Even though Phet is not fluent in English, she deserves major credit for how quickly she reads tickets and prepares orders for an entire house in a non-native tongue. Khan translates how she feels to work at Sticky Rice:
“Phet was very excited to open the restaurant. She’s always worked in restaurants and is accustomed to hard work. She is so happy that all of her children and grandchildren live nearby – and may work with her every day. It was hard to get started cooking for so many, as she’s used to cooking for 20-30 people. It was a challenge for her to learn to cook for 100 people or more, especially so quickly on the busy days. But she loves what she does, and she’ll probably never retire from cooking.” Khan laughs at the last statement, shaking her head and knowing her mother has far too much passion and energy to step away from the restaurant anytime soon.
There’s one item on the menu that stands in direct contrast to Sticky Rice’s traditional offerings: the pho-rito. Taking all of the meat and dry accoutrements that come with a bowl of pho and wrapping them up in a tidy flour package, the restaurant serves it with a cup of broth for dipping a la a French dip. It sounds like something you’d find only on the West Coast, but the item was crafted by Khan’s brother as a modern alternative to the soup, which is served scalding hot and is self-assembled – not an easy task if you’re looking for a quick handheld meal. Phet’s reaction when she first saw the pho-rito? “Yuck!” she said, as she scrunched her face in horror. Khan is passionate about innovation, though, and she regularly reminds her mother that they’re a modern restaurant trying to appeal to a variety of tastes.
After almost two years in business, Khan still feels like she’s just getting started. She’s basking in the joy of being surrounded by her friends and family, serving customers she’s known for decades offerings from her own restaurant and introducing Knoxvillians to the food she grew up eating. Looking around the dining area, adornments and artifacts reflect Khan’s pride in her Laotian heritage. Even though she feels like not enough people know about her home country and its cuisine, she shares her gratitude that she can serve them a piece of her homeland through her mother’s cooking. “When people come here, I want them to feel like family,” she says.
Ready to try Mama Pat’s home cooking for yourself? Sticky Rice Cafe is open Monday-Saturday from 11 a.m.-10 p.m. Go with a friend so you can order multiple items to share. Here is a recommended order of dishes that will have your taste buds psyched:
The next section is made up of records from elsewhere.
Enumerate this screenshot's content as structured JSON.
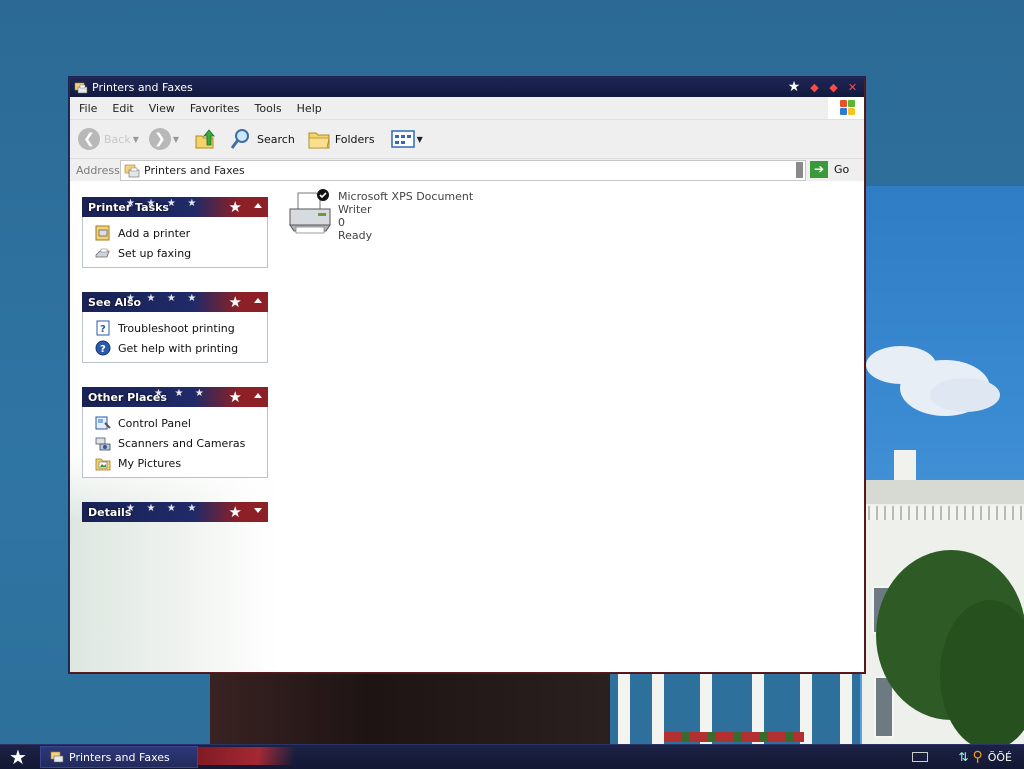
{
  "window": {
    "title": "Printers and Faxes",
    "title_icon": "printers-folder-icon"
  },
  "menubar": {
    "items": [
      "File",
      "Edit",
      "View",
      "Favorites",
      "Tools",
      "Help"
    ]
  },
  "toolbar": {
    "back_label": "Back",
    "search_label": "Search",
    "folders_label": "Folders",
    "views_icon": "views-icon"
  },
  "address": {
    "label": "Address",
    "value": "Printers and Faxes",
    "go_label": "Go"
  },
  "taskpane": {
    "printer_tasks": {
      "title": "Printer Tasks",
      "items": [
        "Add a printer",
        "Set up faxing"
      ]
    },
    "see_also": {
      "title": "See Also",
      "items": [
        "Troubleshoot printing",
        "Get help with printing"
      ]
    },
    "other_places": {
      "title": "Other Places",
      "items": [
        "Control Panel",
        "Scanners and Cameras",
        "My Pictures"
      ]
    },
    "details": {
      "title": "Details"
    }
  },
  "printers": [
    {
      "name": "Microsoft XPS Document Writer",
      "jobs": "0",
      "status": "Ready",
      "is_default": true
    }
  ],
  "taskbar": {
    "active_window": "Printers and Faxes",
    "clock": "ÕÕÉ"
  },
  "colors": {
    "title_bar": "#161d48",
    "panel_header_blue": "#1f2a68",
    "panel_header_red": "#8d1f26",
    "taskbar": "#151a38"
  }
}
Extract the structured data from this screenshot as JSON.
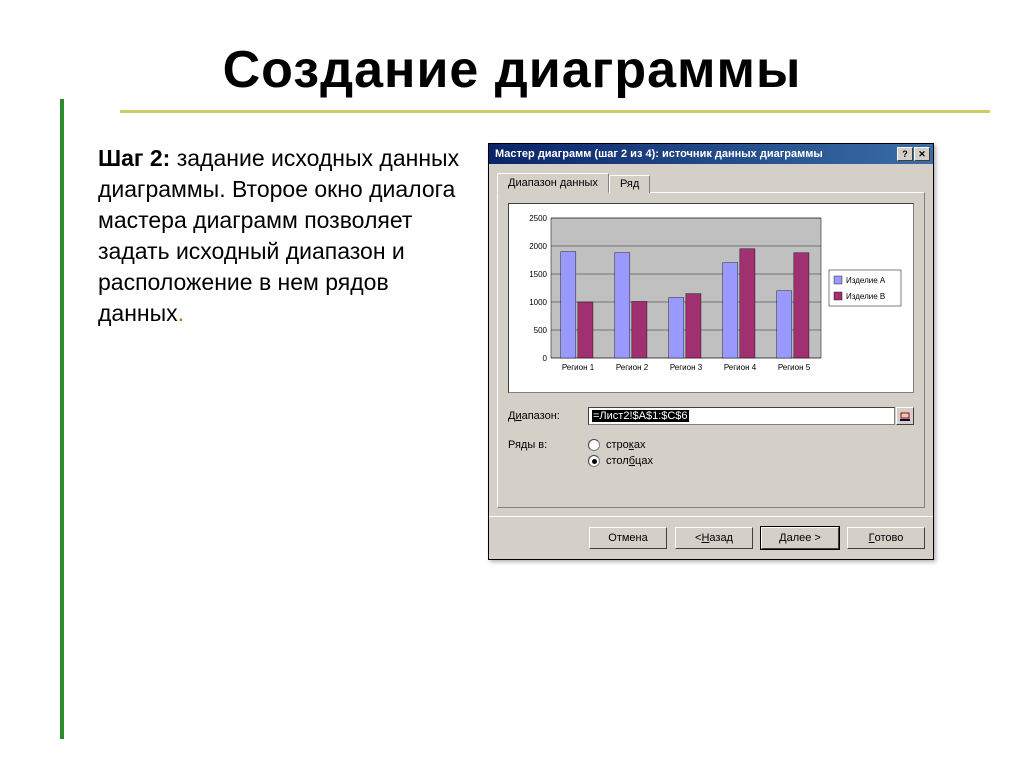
{
  "slide": {
    "title": "Создание диаграммы",
    "step_label": "Шаг 2:",
    "body_text": " задание исходных данных диаграммы. Второе окно диалога мастера диаграмм позволяет задать исходный диапазон и расположение в нем рядов данных"
  },
  "dialog": {
    "title": "Мастер диаграмм (шаг 2 из 4): источник данных диаграммы",
    "help_btn": "?",
    "close_btn": "✕",
    "tabs": {
      "active": "Диапазон данных",
      "inactive": "Ряд"
    },
    "range": {
      "label_pre": "Д",
      "label_u": "и",
      "label_post": "апазон:",
      "value": "=Лист2!$A$1:$C$6"
    },
    "rows_in": {
      "label": "Ряды в:",
      "opt_rows_pre": "стро",
      "opt_rows_u": "к",
      "opt_rows_post": "ах",
      "opt_cols_pre": "стол",
      "opt_cols_u": "б",
      "opt_cols_post": "цах",
      "selected": "cols"
    },
    "buttons": {
      "cancel": "Отмена",
      "back_pre": "< ",
      "back_u": "Н",
      "back_post": "азад",
      "next_pre": "",
      "next_u": "Д",
      "next_post": "алее >",
      "finish_pre": "",
      "finish_u": "Г",
      "finish_post": "отово"
    }
  },
  "chart_data": {
    "type": "bar",
    "categories": [
      "Регион 1",
      "Регион 2",
      "Регион 3",
      "Регион 4",
      "Регион 5"
    ],
    "series": [
      {
        "name": "Изделие A",
        "values": [
          1900,
          1880,
          1080,
          1700,
          1200
        ],
        "color": "#9999ff"
      },
      {
        "name": "Изделие B",
        "values": [
          1000,
          1010,
          1150,
          1950,
          1880
        ],
        "color": "#a03070"
      }
    ],
    "ylim": [
      0,
      2500
    ],
    "yticks": [
      0,
      500,
      1000,
      1500,
      2000,
      2500
    ],
    "legend": [
      "Изделие A",
      "Изделие B"
    ]
  }
}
- Start with an order of the fried egg rolls, and be sure to dip them liberally in the sauce provided. But don’t ask for mustard; that’s Chinese!
- Each person should choose an entree: beef pho, chicken laab or stir-fried vegetables for a vegetarian option. Pro tip: Make sure to wash your hands prior to eating; no matter what you order, you’re going to use your hands.
- Ask your waiter how to authentically eat sticky rice with your hands, and go for it. Remember: Almost no one in Laos uses chopsticks, and Phet didn’t encounter a fork until she arrived in the U.S. in 1976.
- Treat yourself to a Laotian milk coffee or Thai tea for a caffeine kick and a sweet specialty to jumpstart the rest of your day.
Phet making sausage by hand in preparation for a traditional dish, sai guoage
Phet’s traditional rice pot that she uses to steam all of the rice served fresh daily.